How to complete this task: All of the data below should be written out again exactly.

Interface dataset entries
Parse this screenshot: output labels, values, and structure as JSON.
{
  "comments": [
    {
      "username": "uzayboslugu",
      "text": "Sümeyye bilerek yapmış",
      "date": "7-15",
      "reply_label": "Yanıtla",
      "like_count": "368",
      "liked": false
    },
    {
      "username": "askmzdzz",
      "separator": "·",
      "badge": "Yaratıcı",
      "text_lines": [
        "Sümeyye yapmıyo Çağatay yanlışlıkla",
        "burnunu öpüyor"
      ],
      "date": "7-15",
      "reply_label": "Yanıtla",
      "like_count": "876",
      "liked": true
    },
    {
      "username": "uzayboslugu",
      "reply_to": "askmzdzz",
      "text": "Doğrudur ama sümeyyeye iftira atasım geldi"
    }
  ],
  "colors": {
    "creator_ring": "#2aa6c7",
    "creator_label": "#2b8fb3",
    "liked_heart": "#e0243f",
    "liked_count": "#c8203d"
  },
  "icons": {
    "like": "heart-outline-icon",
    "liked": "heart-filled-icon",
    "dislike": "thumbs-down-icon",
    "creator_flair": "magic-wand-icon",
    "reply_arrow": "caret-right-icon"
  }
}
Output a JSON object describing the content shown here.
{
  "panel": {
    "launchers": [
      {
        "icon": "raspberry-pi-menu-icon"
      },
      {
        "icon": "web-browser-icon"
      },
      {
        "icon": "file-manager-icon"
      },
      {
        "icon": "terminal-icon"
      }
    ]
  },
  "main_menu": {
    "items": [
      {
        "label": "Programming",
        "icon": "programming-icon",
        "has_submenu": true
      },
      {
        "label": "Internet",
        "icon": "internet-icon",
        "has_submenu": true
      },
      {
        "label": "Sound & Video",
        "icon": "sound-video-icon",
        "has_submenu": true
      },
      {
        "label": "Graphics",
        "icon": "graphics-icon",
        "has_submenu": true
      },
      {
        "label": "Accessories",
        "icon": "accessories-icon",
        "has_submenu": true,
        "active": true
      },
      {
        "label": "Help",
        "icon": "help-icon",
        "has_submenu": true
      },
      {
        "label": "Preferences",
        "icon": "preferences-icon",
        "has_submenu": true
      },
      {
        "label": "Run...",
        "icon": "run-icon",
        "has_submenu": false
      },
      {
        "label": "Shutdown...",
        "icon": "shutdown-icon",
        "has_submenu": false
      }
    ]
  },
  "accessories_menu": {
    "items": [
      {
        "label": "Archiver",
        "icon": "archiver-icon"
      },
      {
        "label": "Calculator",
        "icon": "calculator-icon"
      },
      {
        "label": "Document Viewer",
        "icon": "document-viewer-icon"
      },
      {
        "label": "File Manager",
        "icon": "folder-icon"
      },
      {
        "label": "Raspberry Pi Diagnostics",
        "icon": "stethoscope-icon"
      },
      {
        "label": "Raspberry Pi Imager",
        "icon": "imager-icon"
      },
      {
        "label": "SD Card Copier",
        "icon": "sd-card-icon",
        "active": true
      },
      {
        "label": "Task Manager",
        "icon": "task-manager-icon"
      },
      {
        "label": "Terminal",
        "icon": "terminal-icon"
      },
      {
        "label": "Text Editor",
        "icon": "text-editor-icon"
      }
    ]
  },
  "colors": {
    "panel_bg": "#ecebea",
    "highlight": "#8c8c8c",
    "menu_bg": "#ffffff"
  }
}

Response to the task:
Parse this screenshot: output labels, values, and structure as JSON.
{
  "comments": [
    {
      "username": "uzayboslugu",
      "text": "Sümeyye bilerek yapmış",
      "date": "7-15",
      "reply_label": "Yanıtla",
      "like_count": "368",
      "liked": false
    },
    {
      "username": "askmzdzz",
      "separator": "·",
      "badge": "Yaratıcı",
      "text_lines": [
        "Sümeyye yapmıyo Çağatay yanlışlıkla",
        "burnunu öpüyor"
      ],
      "date": "7-15",
      "reply_label": "Yanıtla",
      "like_count": "876",
      "liked": true
    },
    {
      "username": "uzayboslugu",
      "reply_to": "askmzdzz",
      "text": "Doğrudur ama sümeyyeye iftira atasım geldi"
    }
  ],
  "colors": {
    "creator_ring": "#2aa6c7",
    "creator_label": "#2b8fb3",
    "liked_heart": "#e0243f",
    "liked_count": "#c8203d"
  },
  "icons": {
    "like": "heart-outline-icon",
    "liked": "heart-filled-icon",
    "dislike": "thumbs-down-icon",
    "creator_flair": "magic-wand-icon",
    "reply_arrow": "caret-right-icon"
  }
}
Output a JSON object describing the content shown here.
{
  "panel": {
    "launchers": [
      {
        "icon": "raspberry-pi-menu-icon"
      },
      {
        "icon": "web-browser-icon"
      },
      {
        "icon": "file-manager-icon"
      },
      {
        "icon": "terminal-icon"
      }
    ]
  },
  "main_menu": {
    "items": [
      {
        "label": "Programming",
        "icon": "programming-icon",
        "has_submenu": true
      },
      {
        "label": "Internet",
        "icon": "internet-icon",
        "has_submenu": true
      },
      {
        "label": "Sound & Video",
        "icon": "sound-video-icon",
        "has_submenu": true
      },
      {
        "label": "Graphics",
        "icon": "graphics-icon",
        "has_submenu": true
      },
      {
        "label": "Accessories",
        "icon": "accessories-icon",
        "has_submenu": true,
        "active": true
      },
      {
        "label": "Help",
        "icon": "help-icon",
        "has_submenu": true
      },
      {
        "label": "Preferences",
        "icon": "preferences-icon",
        "has_submenu": true
      },
      {
        "label": "Run...",
        "icon": "run-icon",
        "has_submenu": false
      },
      {
        "label": "Shutdown...",
        "icon": "shutdown-icon",
        "has_submenu": false
      }
    ]
  },
  "accessories_menu": {
    "items": [
      {
        "label": "Archiver",
        "icon": "archiver-icon"
      },
      {
        "label": "Calculator",
        "icon": "calculator-icon"
      },
      {
        "label": "Document Viewer",
        "icon": "document-viewer-icon"
      },
      {
        "label": "File Manager",
        "icon": "folder-icon"
      },
      {
        "label": "Raspberry Pi Diagnostics",
        "icon": "stethoscope-icon"
      },
      {
        "label": "Raspberry Pi Imager",
        "icon": "imager-icon"
      },
      {
        "label": "SD Card Copier",
        "icon": "sd-card-icon",
        "active": true
      },
      {
        "label": "Task Manager",
        "icon": "task-manager-icon"
      },
      {
        "label": "Terminal",
        "icon": "terminal-icon"
      },
      {
        "label": "Text Editor",
        "icon": "text-editor-icon"
      }
    ]
  },
  "colors": {
    "panel_bg": "#ecebea",
    "highlight": "#8c8c8c",
    "menu_bg": "#ffffff"
  }
}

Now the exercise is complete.